Supplied data: Begin

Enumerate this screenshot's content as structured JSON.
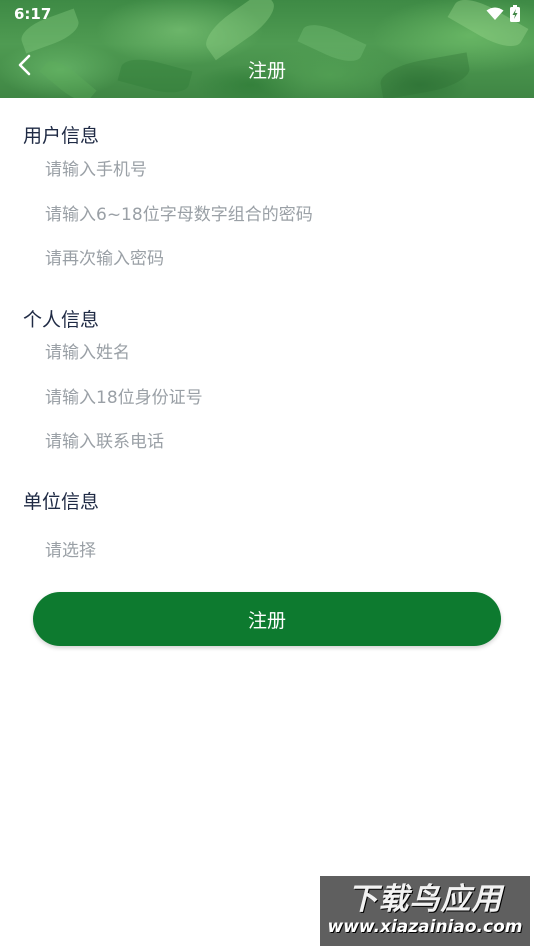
{
  "status_bar": {
    "time": "6:17"
  },
  "header": {
    "title": "注册"
  },
  "sections": {
    "user_info": {
      "title": "用户信息",
      "phone_placeholder": "请输入手机号",
      "password_placeholder": "请输入6~18位字母数字组合的密码",
      "password_confirm_placeholder": "请再次输入密码"
    },
    "personal_info": {
      "title": "个人信息",
      "name_placeholder": "请输入姓名",
      "id_placeholder": "请输入18位身份证号",
      "contact_placeholder": "请输入联系电话"
    },
    "unit_info": {
      "title": "单位信息",
      "select_placeholder": "请选择"
    }
  },
  "register_button": {
    "label": "注册"
  },
  "watermark": {
    "brand": "下载鸟应用",
    "url": "www.xiazainiao.com"
  },
  "colors": {
    "accent": "#0d7a2f",
    "placeholder": "#9aa0a6",
    "header_green": "#4f9b52"
  },
  "icons": [
    "wifi-icon",
    "battery-icon",
    "back-arrow-icon"
  ]
}
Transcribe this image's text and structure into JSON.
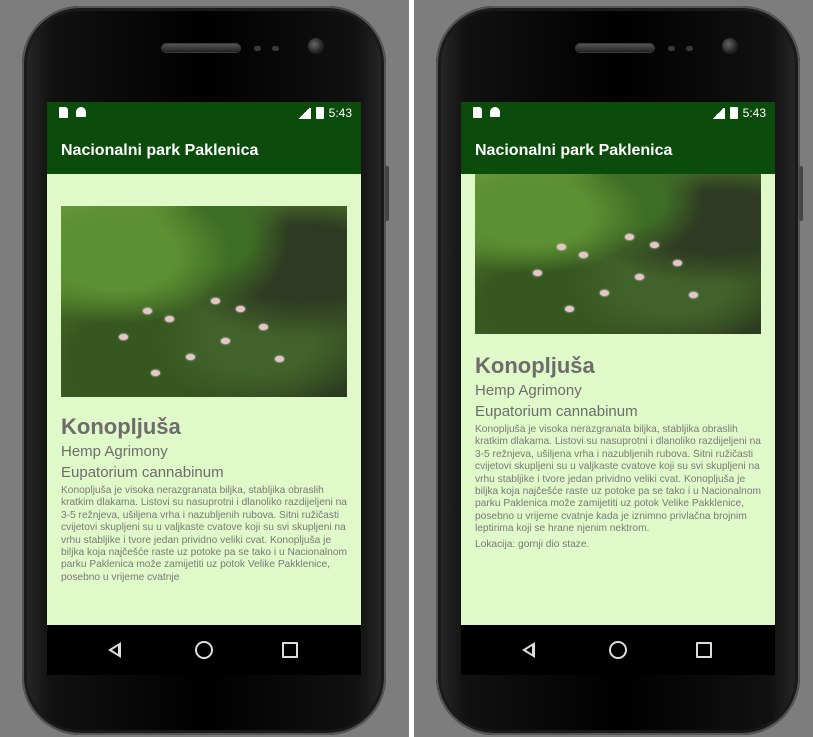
{
  "left": {
    "status": {
      "time": "5:43"
    },
    "appbar": {
      "title": "Nacionalni park Paklenica"
    },
    "plant": {
      "name_hr": "Konopljuša",
      "name_en": "Hemp Agrimony",
      "name_lat": "Eupatorium cannabinum",
      "description": "Konopljuša je visoka nerazgranata biljka, stabljika obraslih kratkim dlakama. Listovi su nasuprotni i dlanoliko razdijeljeni na 3-5 režnjeva, ušiljena vrha i nazubljenih rubova. Sitni ružičasti cvijetovi skupljeni su u valjkaste cvatove koji su svi skupljeni na vrhu stabljike i tvore jedan prividno veliki cvat. Konopljuša je biljka koja najčešće raste uz potoke pa se tako i u Nacionalnom parku Paklenica može zamijetiti uz potok Velike Pakklenice, posebno u vrijeme cvatnje"
    }
  },
  "right": {
    "status": {
      "time": "5:43"
    },
    "appbar": {
      "title": "Nacionalni park Paklenica"
    },
    "plant": {
      "name_hr": "Konopljuša",
      "name_en": "Hemp Agrimony",
      "name_lat": "Eupatorium cannabinum",
      "description": "Konopljuša je visoka nerazgranata biljka, stabljika obraslih kratkim dlakama. Listovi su nasuprotni i dlanoliko razdijeljeni na 3-5 režnjeva, ušiljena vrha i nazubljenih rubova. Sitni ružičasti cvijetovi skupljeni su u valjkaste cvatove koji su svi skupljeni na vrhu stabljike i tvore jedan prividno veliki cvat. Konopljuša je biljka koja najčešće raste uz potoke pa se tako i u Nacionalnom parku Paklenica može zamijetiti uz potok Velike Pakklenice, posebno u vrijeme cvatnje kada je iznimno privlačna brojnim leptirima koji se hrane njenim nektrom.",
      "location": "Lokacija: gornji dio staze."
    }
  },
  "colors": {
    "appbar": "#0b4b0b",
    "content_bg": "#e0f9c9",
    "text_gray": "#6d6d6d"
  },
  "icons": [
    "sd-card-icon",
    "android-icon",
    "signal-icon",
    "battery-icon",
    "back-icon",
    "home-icon",
    "recents-icon"
  ]
}
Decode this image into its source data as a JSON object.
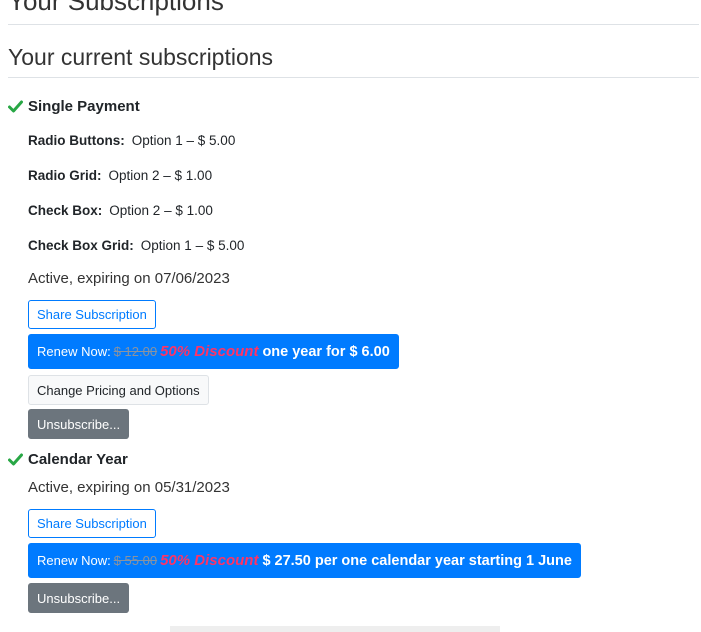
{
  "page": {
    "title": "Your Subscriptions",
    "section_title": "Your current subscriptions"
  },
  "colors": {
    "accent": "#007bff",
    "check": "#28a745",
    "discount": "#ff3366",
    "secondary": "#6c757d"
  },
  "subscriptions": [
    {
      "name": "Single Payment",
      "options": [
        {
          "label": "Radio Buttons:",
          "value": "Option 1 – $ 5.00"
        },
        {
          "label": "Radio Grid:",
          "value": "Option 2 – $ 1.00"
        },
        {
          "label": "Check Box:",
          "value": "Option 2 – $ 1.00"
        },
        {
          "label": "Check Box Grid:",
          "value": "Option 1 – $ 5.00"
        }
      ],
      "status": "Active, expiring on 07/06/2023",
      "share_label": "Share Subscription",
      "renew": {
        "prefix": "Renew Now:",
        "old_price": "$ 12.00",
        "discount": "50% Discount",
        "offer": "one year for $ 6.00"
      },
      "change_label": "Change Pricing and Options",
      "unsubscribe_label": "Unsubscribe..."
    },
    {
      "name": "Calendar Year",
      "status": "Active, expiring on 05/31/2023",
      "share_label": "Share Subscription",
      "renew": {
        "prefix": "Renew Now:",
        "old_price": "$ 55.00",
        "discount": "50% Discount",
        "offer": "$ 27.50 per one calendar year starting 1 June"
      },
      "unsubscribe_label": "Unsubscribe..."
    }
  ]
}
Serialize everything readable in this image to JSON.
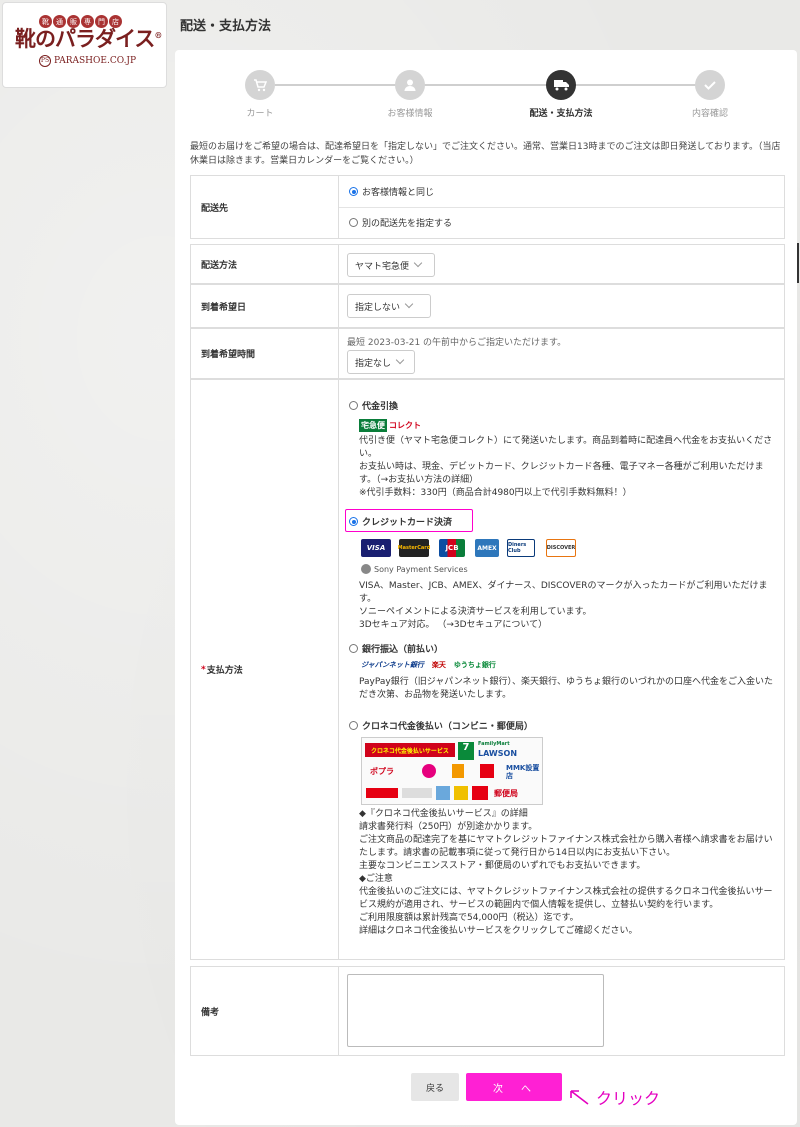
{
  "logo": {
    "badge_chars": [
      "靴",
      "通",
      "販",
      "専",
      "門",
      "店"
    ],
    "name": "靴のパラダイス",
    "mark": "®",
    "monogram": "PS",
    "domain": "PARASHOE.CO.JP"
  },
  "page_title": "配送・支払方法",
  "steps": [
    {
      "label": "カート",
      "icon": "cart-icon",
      "active": false
    },
    {
      "label": "お客様情報",
      "icon": "user-icon",
      "active": false
    },
    {
      "label": "配送・支払方法",
      "icon": "truck-icon",
      "active": true
    },
    {
      "label": "内容確認",
      "icon": "check-icon",
      "active": false
    }
  ],
  "intro": "最短のお届けをご希望の場合は、配達希望日を「指定しない」でご注文ください。通常、営業日13時までのご注文は即日発送しております。（当店休業日は除きます。営業日カレンダーをご覧ください。）",
  "shipping_dest": {
    "label": "配送先",
    "options": [
      "お客様情報と同じ",
      "別の配送先を指定する"
    ],
    "selected": 0
  },
  "shipping_method": {
    "label": "配送方法",
    "value": "ヤマト宅急便"
  },
  "delivery_date": {
    "label": "到着希望日",
    "value": "指定しない"
  },
  "delivery_time": {
    "label": "到着希望時間",
    "note": "最短 2023-03-21 の午前中からご指定いただけます。",
    "value": "指定なし"
  },
  "payment": {
    "required_mark": "*",
    "label": "支払方法",
    "cod": {
      "title": "代金引換",
      "logo_a": "宅急便",
      "logo_b": "コレクト",
      "lines": [
        "代引き便（ヤマト宅急便コレクト）にて発送いたします。商品到着時に配達員へ代金をお支払いください。",
        "お支払い時は、現金、デビットカード、クレジットカード各種、電子マネー各種がご利用いただけます。（→お支払い方法の詳細）",
        "※代引手数料：330円（商品合計4980円以上で代引手数料無料！）"
      ]
    },
    "credit": {
      "title": "クレジットカード決済",
      "cards": [
        "VISA",
        "MasterCard",
        "JCB",
        "AMEX",
        "Diners Club",
        "DISCOVER"
      ],
      "provider": "Sony Payment Services",
      "lines": [
        "VISA、Master、JCB、AMEX、ダイナース、DISCOVERのマークが入ったカードがご利用いただけます。",
        "ソニーペイメントによる決済サービスを利用しています。",
        "3Dセキュア対応。 （→3Dセキュアについて）"
      ]
    },
    "bank": {
      "title": "銀行振込（前払い）",
      "banks": [
        "ジャパンネット銀行",
        "楽天",
        "ゆうちょ銀行"
      ],
      "lines": [
        "PayPay銀行（旧ジャパンネット銀行）、楽天銀行、ゆうちょ銀行のいづれかの口座へ代金をご入金いただき次第、お品物を発送いたします。"
      ]
    },
    "kuroneko": {
      "title": "クロネコ代金後払い（コンビニ・郵便局）",
      "banner": "クロネコ代金後払いサービス",
      "stores": [
        "FamilyMart",
        "LAWSON",
        "ポプラ",
        "MMK設置店",
        "郵便局"
      ],
      "lines": [
        "◆『クロネコ代金後払いサービス』の詳細",
        "請求書発行料（250円）が別途かかります。",
        "ご注文商品の配達完了を基にヤマトクレジットファイナンス株式会社から購入者様へ請求書をお届けいたします。請求書の記載事項に従って発行日から14日以内にお支払い下さい。",
        "主要なコンビニエンスストア・郵便局のいずれでもお支払いできます。",
        "◆ご注意",
        "代金後払いのご注文には、ヤマトクレジットファイナンス株式会社の提供するクロネコ代金後払いサービス規約が適用され、サービスの範囲内で個人情報を提供し、立替払い契約を行います。",
        "ご利用限度額は累計残高で54,000円（税込）迄です。",
        "詳細はクロネコ代金後払いサービスをクリックしてご確認ください。"
      ]
    },
    "selected": 1
  },
  "remarks": {
    "label": "備考"
  },
  "buttons": {
    "back": "戻る",
    "next": "次　へ"
  },
  "annotation": {
    "text": "クリック",
    "color": "#e400c0"
  },
  "colors": {
    "accent": "#ff20d4",
    "radio": "#1a73e8",
    "active_step": "#333333"
  }
}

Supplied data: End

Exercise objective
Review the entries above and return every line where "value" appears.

Response to the exercise
          "value": "Option 1 – $ 5.00"
          "value": "Option 2 – $ 1.00"
          "value": "Option 2 – $ 1.00"
          "value": "Option 1 – $ 5.00"
    "value": "ヤマト宅急便"
    "value": "指定しない"
    "value": "指定なし"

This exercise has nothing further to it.